I cannot recommend this book highly enough.
My rating: 5 of 5 stars
What I enjoyed most about this book was the way I quickly formed then abandoned opinions about McCandless as the tale unfolded. Krakauer brought me back to an old place of pure idealism and a desire to re-explore the interior and test personal limits. Was his a fool’s journey or a heroic exploration? In many ways reaction to this tale reveals more about the reader than the (ultimately unknowable) subject, despite Krakauers copious research.
Krakauer is masterful in his ability to shine a light on the human soul when pitted against an immovable force – weather and treacherous terrain. Like a character from “Into Thin Air” McCandless cozies up to this formidable foe in an effort to see what he is made of. But unlike the moneyed Everest climbers from “Into Thin Air,” he goes it alone, with little to sustain him.
As I experienced contempt for his inability to prepare for the journey properly, I began to be haunted by the notion that perhaps I was missing the point. He rejected the packaged adventure and went to the edge to connect with his deepest interior self. The tragedy is that he never got to bring it back and join other survivors whose lives bear out the risks they once experienced.
Much to love about this tale – I wanted to give it 4-stars but had to give up the fifth. Let’s settle on 4.5 largely because I had to constantly attribute lack of insight to the era. No friend of Vic (husband) would make excuses for Melinda (wife) today.
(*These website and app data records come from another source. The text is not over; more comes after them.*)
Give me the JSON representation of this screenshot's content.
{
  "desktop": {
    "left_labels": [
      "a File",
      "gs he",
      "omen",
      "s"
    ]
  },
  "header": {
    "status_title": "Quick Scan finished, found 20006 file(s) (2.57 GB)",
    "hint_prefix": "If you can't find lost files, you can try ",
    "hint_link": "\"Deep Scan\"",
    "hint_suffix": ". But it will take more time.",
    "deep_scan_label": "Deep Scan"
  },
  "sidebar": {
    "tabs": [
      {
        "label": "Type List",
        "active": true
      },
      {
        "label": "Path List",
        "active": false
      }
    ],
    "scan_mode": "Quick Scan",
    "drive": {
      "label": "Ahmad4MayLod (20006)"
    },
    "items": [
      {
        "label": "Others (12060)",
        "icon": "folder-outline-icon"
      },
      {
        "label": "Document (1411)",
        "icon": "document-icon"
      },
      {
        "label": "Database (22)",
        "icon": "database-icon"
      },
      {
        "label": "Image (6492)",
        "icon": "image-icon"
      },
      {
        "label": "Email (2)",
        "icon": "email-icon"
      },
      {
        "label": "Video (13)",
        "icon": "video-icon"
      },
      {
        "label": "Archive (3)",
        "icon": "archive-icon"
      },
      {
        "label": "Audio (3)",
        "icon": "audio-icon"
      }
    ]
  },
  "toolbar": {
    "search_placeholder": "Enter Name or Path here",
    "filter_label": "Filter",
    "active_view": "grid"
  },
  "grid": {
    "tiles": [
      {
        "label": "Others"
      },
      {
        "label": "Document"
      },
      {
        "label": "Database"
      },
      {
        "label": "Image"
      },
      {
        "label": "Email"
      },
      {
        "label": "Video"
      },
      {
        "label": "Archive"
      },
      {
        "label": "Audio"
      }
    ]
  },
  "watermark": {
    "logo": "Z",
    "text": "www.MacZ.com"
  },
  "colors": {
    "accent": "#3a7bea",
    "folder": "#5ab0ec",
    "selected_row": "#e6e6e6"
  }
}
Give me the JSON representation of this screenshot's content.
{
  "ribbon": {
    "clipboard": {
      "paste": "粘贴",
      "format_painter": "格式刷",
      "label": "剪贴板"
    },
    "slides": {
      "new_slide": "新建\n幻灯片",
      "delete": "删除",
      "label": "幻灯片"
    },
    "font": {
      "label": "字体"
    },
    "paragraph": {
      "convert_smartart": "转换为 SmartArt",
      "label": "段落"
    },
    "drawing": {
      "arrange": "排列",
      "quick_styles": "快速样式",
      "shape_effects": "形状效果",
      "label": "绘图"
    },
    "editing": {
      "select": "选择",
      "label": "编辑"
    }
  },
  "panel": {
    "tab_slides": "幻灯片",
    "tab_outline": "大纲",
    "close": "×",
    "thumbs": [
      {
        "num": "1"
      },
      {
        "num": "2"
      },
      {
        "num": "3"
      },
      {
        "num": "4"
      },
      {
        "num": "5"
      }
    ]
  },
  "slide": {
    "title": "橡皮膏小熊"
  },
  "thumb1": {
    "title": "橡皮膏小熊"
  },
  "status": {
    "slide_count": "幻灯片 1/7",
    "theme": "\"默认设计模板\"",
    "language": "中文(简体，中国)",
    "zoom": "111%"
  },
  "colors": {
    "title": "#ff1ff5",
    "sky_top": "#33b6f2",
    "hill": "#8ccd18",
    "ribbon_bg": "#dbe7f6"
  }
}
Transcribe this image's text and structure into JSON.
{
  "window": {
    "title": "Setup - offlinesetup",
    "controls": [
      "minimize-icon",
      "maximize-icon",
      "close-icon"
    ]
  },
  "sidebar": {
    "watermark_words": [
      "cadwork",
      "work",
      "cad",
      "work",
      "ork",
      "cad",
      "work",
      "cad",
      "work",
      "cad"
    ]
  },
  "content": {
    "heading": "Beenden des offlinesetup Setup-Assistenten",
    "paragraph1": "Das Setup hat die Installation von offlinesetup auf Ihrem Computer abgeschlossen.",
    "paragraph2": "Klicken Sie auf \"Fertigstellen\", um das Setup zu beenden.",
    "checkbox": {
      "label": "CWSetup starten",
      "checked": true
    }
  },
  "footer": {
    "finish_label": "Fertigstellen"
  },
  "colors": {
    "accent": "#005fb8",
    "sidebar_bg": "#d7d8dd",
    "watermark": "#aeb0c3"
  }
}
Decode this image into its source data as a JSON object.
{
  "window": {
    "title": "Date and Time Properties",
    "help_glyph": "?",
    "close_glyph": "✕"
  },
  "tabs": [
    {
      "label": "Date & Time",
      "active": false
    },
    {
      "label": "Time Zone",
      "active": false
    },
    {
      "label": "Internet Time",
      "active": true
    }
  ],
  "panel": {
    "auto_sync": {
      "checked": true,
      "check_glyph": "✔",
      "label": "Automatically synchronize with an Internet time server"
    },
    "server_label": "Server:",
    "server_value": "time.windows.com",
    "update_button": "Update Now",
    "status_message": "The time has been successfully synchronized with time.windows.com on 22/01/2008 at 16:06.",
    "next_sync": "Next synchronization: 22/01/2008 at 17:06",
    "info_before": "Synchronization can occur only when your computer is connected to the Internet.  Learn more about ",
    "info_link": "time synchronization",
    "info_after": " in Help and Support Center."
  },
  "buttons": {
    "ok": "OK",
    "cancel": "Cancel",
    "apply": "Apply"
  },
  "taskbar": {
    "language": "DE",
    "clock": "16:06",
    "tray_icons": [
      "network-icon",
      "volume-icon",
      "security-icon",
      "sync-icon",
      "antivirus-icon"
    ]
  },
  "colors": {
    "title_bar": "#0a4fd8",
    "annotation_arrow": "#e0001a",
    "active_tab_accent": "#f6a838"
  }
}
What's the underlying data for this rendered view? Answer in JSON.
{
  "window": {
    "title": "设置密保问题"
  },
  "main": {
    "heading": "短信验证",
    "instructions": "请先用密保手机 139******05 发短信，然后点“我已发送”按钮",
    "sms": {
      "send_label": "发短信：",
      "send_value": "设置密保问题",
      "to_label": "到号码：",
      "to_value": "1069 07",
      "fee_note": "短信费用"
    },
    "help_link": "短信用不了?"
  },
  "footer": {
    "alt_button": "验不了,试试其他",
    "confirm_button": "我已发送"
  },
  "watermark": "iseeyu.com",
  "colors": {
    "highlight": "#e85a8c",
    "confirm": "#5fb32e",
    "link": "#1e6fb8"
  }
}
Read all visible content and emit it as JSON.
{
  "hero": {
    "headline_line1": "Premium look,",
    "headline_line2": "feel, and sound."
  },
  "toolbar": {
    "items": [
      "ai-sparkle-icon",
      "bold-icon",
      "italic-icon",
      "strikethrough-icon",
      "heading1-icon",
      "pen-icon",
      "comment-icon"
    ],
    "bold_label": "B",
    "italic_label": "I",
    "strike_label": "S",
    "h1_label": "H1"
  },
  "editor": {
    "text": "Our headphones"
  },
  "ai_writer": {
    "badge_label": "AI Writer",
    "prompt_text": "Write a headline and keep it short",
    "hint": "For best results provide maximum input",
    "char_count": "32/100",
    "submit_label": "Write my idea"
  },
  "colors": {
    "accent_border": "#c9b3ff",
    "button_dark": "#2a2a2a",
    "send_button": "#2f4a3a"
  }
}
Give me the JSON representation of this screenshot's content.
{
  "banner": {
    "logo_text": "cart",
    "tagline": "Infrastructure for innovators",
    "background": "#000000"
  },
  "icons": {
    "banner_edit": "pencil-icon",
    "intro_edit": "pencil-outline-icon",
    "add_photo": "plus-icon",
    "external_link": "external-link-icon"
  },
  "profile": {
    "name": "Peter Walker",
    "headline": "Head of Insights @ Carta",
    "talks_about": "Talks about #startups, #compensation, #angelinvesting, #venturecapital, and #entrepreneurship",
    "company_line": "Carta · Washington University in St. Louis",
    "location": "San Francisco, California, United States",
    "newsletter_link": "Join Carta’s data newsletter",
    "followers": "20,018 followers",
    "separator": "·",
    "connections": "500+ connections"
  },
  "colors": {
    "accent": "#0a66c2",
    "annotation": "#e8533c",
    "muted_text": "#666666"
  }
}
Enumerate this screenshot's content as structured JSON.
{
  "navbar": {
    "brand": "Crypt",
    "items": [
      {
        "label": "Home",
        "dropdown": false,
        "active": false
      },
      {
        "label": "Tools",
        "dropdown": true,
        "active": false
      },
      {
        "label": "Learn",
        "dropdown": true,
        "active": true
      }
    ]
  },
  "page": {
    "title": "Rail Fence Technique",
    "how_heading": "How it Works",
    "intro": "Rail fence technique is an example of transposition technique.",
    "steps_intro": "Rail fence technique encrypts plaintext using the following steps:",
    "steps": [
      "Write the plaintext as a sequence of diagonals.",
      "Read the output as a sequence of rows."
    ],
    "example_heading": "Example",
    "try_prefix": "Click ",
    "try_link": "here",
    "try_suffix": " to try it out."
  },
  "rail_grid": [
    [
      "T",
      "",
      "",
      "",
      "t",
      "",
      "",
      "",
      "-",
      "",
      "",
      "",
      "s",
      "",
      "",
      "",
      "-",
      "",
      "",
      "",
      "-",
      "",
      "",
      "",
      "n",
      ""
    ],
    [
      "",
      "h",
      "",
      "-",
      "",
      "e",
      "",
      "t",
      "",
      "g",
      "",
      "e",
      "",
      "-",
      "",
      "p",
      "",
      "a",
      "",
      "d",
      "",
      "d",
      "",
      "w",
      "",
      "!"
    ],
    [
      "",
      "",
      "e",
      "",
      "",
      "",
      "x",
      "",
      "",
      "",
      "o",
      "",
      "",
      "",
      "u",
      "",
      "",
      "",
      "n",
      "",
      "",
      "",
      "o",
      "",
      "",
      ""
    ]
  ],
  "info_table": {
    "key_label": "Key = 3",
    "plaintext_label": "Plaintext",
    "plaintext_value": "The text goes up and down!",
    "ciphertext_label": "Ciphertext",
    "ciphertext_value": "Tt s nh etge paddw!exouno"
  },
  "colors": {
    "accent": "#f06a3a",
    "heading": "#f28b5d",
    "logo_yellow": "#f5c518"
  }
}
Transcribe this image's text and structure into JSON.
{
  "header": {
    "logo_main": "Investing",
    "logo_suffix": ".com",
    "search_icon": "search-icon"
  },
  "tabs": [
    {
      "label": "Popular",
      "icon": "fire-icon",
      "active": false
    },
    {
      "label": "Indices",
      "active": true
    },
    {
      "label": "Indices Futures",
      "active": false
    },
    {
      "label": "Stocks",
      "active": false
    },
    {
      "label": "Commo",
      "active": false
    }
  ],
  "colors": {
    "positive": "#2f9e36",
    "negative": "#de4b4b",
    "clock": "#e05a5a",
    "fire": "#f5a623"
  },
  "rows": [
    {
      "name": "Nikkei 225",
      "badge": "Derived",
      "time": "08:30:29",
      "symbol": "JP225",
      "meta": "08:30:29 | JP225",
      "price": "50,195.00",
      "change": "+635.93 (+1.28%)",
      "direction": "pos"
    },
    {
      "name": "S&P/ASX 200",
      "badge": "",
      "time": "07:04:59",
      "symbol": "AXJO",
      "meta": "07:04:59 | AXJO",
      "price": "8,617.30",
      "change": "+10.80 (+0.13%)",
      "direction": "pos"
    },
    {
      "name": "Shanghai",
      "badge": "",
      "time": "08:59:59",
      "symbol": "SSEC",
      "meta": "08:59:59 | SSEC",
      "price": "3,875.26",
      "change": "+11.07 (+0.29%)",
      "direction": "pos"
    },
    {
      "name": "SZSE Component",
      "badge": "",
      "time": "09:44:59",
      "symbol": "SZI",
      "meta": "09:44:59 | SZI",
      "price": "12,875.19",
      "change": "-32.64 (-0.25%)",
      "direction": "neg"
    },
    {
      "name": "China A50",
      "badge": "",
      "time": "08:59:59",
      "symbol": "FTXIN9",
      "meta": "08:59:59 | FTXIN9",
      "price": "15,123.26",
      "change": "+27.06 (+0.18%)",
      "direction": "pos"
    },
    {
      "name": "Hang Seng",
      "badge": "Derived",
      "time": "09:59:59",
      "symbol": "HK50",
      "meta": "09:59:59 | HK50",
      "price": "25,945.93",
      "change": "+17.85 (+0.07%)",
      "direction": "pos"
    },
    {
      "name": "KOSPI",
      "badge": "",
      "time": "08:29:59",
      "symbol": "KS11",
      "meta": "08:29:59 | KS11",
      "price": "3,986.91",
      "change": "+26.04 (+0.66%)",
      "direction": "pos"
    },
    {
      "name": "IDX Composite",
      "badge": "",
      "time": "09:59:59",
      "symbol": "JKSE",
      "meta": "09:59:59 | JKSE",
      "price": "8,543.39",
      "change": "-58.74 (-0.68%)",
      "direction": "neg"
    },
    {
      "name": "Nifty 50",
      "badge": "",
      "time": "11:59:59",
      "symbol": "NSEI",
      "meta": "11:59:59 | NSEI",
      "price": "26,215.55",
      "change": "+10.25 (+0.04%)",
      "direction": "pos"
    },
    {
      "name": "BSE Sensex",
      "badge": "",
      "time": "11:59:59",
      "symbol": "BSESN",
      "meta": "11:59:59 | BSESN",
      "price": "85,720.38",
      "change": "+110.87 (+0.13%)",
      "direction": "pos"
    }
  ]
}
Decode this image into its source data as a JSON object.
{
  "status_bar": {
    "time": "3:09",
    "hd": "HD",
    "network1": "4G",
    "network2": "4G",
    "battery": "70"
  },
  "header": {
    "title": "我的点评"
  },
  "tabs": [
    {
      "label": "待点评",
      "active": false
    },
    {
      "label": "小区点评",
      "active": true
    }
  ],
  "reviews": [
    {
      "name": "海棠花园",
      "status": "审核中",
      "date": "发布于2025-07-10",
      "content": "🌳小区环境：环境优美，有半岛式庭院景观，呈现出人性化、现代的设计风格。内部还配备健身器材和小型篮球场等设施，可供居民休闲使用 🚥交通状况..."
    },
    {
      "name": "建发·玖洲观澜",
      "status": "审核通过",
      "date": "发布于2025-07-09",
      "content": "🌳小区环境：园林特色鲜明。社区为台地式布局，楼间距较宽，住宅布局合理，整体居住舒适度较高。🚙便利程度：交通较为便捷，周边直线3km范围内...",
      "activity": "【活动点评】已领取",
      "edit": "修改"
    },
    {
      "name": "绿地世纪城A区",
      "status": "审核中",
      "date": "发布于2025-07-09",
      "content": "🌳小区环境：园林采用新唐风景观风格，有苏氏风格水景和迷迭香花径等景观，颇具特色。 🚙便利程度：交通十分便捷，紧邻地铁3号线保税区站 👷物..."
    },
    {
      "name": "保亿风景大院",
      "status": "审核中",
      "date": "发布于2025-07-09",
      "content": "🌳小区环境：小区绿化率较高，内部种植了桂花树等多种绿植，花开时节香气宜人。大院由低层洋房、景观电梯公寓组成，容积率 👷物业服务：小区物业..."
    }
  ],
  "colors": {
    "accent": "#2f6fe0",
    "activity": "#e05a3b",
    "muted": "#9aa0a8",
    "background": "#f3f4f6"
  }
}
Children are also given short shrift, put aside after they serve their (small) part as device to show motive or inch plot forward, etc.
I guessed the ending early on, worth .5 of a star as well. That said, the slow poisonous atmosphere, mounting tension and brooding character of Vic are so perfectly rendered that I couldn’t wait to get back to the story. His snail collection, meticulous printing and strange bond to the natural and mechanical world held my fascination.
Highly stylized, funny and dark.